(AP Photo/Elise Amendola)
Fears of sharp tax increases and government spending cuts set to take effect next week sent consumer confidence tumbling in December to its lowest level since August.
The Conference Board on Thursday said its consumer confidence index fell for the second consecutive month in December to 65.1, from 71.5 in November.
The survey showed consumers' outlook for the next six months deteriorated to its lowest level since 2011 -- a signal to Lynn Franco, the board's director of economic indicators, that consumers are worried about the tax increase and spending cuts that take effect Jan. 1 if the White House and Congress can't reach a budget deal.

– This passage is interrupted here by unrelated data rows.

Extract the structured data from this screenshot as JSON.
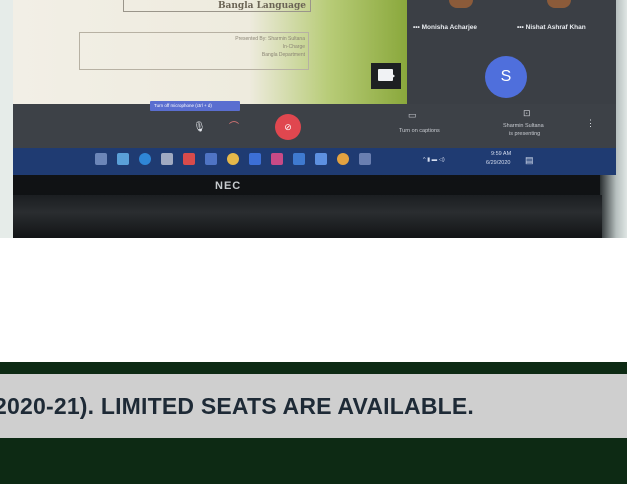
{
  "slide": {
    "title": "Bangla Language",
    "presented_by": "Presented By: Sharmin Sultana",
    "role": "In-Charge",
    "department": "Bangla Department"
  },
  "participants": [
    {
      "name": "Monisha Acharjee",
      "more_icon": "ellipsis-icon"
    },
    {
      "name": "Nishat Ashraf Khan",
      "more_icon": "ellipsis-icon"
    }
  ],
  "avatar_letter": "S",
  "controls": {
    "tooltip": "Turn off microphone (ctrl + d)",
    "captions_label": "Turn on captions",
    "presenter_line1": "Sharmin Sultana",
    "presenter_line2": "is presenting",
    "more_icon": "vertical-dots-icon"
  },
  "taskbar": {
    "time": "9:59 AM",
    "date": "6/29/2020"
  },
  "brand": "NEC",
  "banner": {
    "text": "2020-21). LIMITED SEATS ARE AVAILABLE."
  },
  "colors": {
    "banner_bg": "#0d2a14",
    "banner_strip": "#cfcfcf",
    "banner_text": "#1e2a36",
    "end_call": "#e0474f",
    "avatar": "#4f6fdc",
    "taskbar": "#1f3b72"
  }
}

Earlier this week a report showed consumers held back shopping this holiday season, another indication of their concerns about possible tax increases.
The December drop in confidence "is obvious confirmation that a sudden and serious deterioration in hopes for the future took place in December -- presumably reflecting concern about imminent 'fiscal cliff' tax increases," said Pierre Ellis, an economist with Decision Economics.

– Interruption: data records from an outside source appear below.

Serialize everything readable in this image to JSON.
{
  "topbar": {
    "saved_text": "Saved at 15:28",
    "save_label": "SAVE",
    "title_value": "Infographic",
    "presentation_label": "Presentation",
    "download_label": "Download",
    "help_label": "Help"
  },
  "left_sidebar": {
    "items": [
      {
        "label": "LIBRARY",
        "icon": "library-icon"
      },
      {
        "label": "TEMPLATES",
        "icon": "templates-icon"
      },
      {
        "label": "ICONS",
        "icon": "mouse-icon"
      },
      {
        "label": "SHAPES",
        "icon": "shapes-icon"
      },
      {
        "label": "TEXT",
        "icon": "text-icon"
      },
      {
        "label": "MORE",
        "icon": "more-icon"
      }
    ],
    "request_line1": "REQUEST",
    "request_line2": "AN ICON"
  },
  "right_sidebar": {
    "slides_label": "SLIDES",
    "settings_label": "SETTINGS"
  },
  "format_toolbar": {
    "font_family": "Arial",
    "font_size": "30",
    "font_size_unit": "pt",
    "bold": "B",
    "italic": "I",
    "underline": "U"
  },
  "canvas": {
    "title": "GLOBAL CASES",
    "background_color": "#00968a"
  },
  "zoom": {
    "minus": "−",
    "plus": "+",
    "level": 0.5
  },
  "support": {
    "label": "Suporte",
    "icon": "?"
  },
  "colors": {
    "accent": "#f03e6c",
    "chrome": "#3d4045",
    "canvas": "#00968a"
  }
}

The decline in confidence comes at a critical time when the economy is showing signs of improvement elsewhere.
A recovery in the housing market is looking more sustainable. On Thursday, the government said new-home sales increased in November at the fastest seasonally adjusted annual pace in two and a half years.

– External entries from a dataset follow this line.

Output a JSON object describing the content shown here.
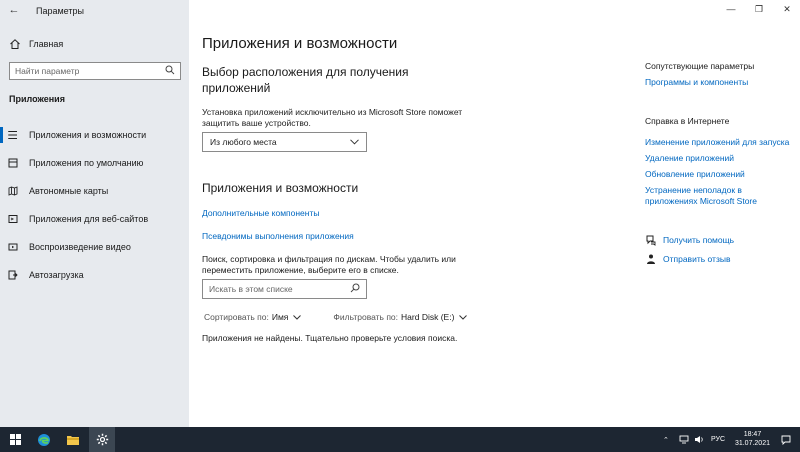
{
  "window": {
    "title": "Параметры",
    "controls": {
      "minimize": "—",
      "maximize": "❐",
      "close": "✕"
    }
  },
  "sidebar": {
    "home_label": "Главная",
    "search_placeholder": "Найти параметр",
    "section_label": "Приложения",
    "items": [
      {
        "label": "Приложения и возможности",
        "icon": "apps-list-icon",
        "active": true
      },
      {
        "label": "Приложения по умолчанию",
        "icon": "default-apps-icon"
      },
      {
        "label": "Автономные карты",
        "icon": "map-icon"
      },
      {
        "label": "Приложения для веб-сайтов",
        "icon": "web-apps-icon"
      },
      {
        "label": "Воспроизведение видео",
        "icon": "video-icon"
      },
      {
        "label": "Автозагрузка",
        "icon": "startup-icon"
      }
    ]
  },
  "main": {
    "title": "Приложения и возможности",
    "install_section_title": "Выбор расположения для получения приложений",
    "install_description": "Установка приложений исключительно из Microsoft Store поможет защитить ваше устройство.",
    "install_source_selected": "Из любого места",
    "apps_section_title": "Приложения и возможности",
    "link_optional_features": "Дополнительные компоненты",
    "link_app_aliases": "Псевдонимы выполнения приложения",
    "search_description": "Поиск, сортировка и фильтрация по дискам. Чтобы удалить или переместить приложение, выберите его в списке.",
    "search_placeholder": "Искать в этом списке",
    "sort_label": "Сортировать по:",
    "sort_value": "Имя",
    "filter_label": "Фильтровать по:",
    "filter_value": "Hard Disk (E:)",
    "empty_message": "Приложения не найдены. Тщательно проверьте условия поиска."
  },
  "right": {
    "related_title": "Сопутствующие параметры",
    "related_links": [
      "Программы и компоненты"
    ],
    "web_help_title": "Справка в Интернете",
    "web_help_links": [
      "Изменение приложений для запуска",
      "Удаление приложений",
      "Обновление приложений",
      "Устранение неполадок в приложениях Microsoft Store"
    ],
    "get_help": "Получить помощь",
    "send_feedback": "Отправить отзыв"
  },
  "taskbar": {
    "language": "РУС",
    "time": "18:47",
    "date": "31.07.2021"
  },
  "colors": {
    "accent": "#0067c0",
    "sidebar_bg": "#e7eaee",
    "taskbar_bg": "#1d2632"
  }
}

The job market has made slow-but-steady gains in recent months. The average number of Americans applying for unemployment benefits last month fell to the lowest level since March 2008.
But political wrangling in Washington threatens the economy's slow, steady progress. President Barack Obama and members of the House returned to Washington on Thursday to resume talks just days before the deadline.
Mixed signals led to a rocky day on Wall Street.
Stocks plunged early after the weak consumer confidence report and a warning from Senate Majority Leader Harry Reid that the government appeared to be headed over the "fiscal cliff." At one point, the Dow Jones industrial average fell 150 points.
The market came back in the final hour of trading on a potential sign of movement in the talks: Republican leaders announced they would bring the House back into session Sunday evening. The Dow recouped nearly all of its losses to close down 18 points at 13,096.
A short fall over the cliff won't push the economy into recession. But most economists expect some tax increases to take effect next year. That could slow economic growth.
While consumers are more worried about where the economy is headed, they were upbeat about present conditions, according to the latest survey. Their assessment of current economic conditions rose this month to the highest level since August 2008.
A key reason for that is gas prices hit a 2012 low of $3.21 a gallon last week. Normally, that would prompt consumers to spend more on holiday shopping.
But the opposite happened. A report from MasterCard Advisors Spending pulse indicated sales grew at the weakest rate since 2008, when the country was in a deep recession in the two months before Christmas.
There were other distractions this holiday season. In late October, superstorm Sandy battered the Northeast and mid-Atlantic, which account for 24 percent of U.S. retail sales. That coupled with the presidential election, hurt sales during the first half of November.
Shopping picked up in the second half of November. But "fiscal cliff" worries dampened December sales.
The National Retail Federation, the nation's largest retail trade group, remains optimistic that sales won't be quite as bad as reports have suggested. It is sticking to its forecast that total sales for November and December will be up 4.1 percent to $586.1 billion this year. That's more than a percentage point lower than the growth in each of the past two years, and the smallest increase since 2009 when sales were up just 0.3 of a percent.
AP Retail Writer Anne D'Innocenzio contributed from New York to this report.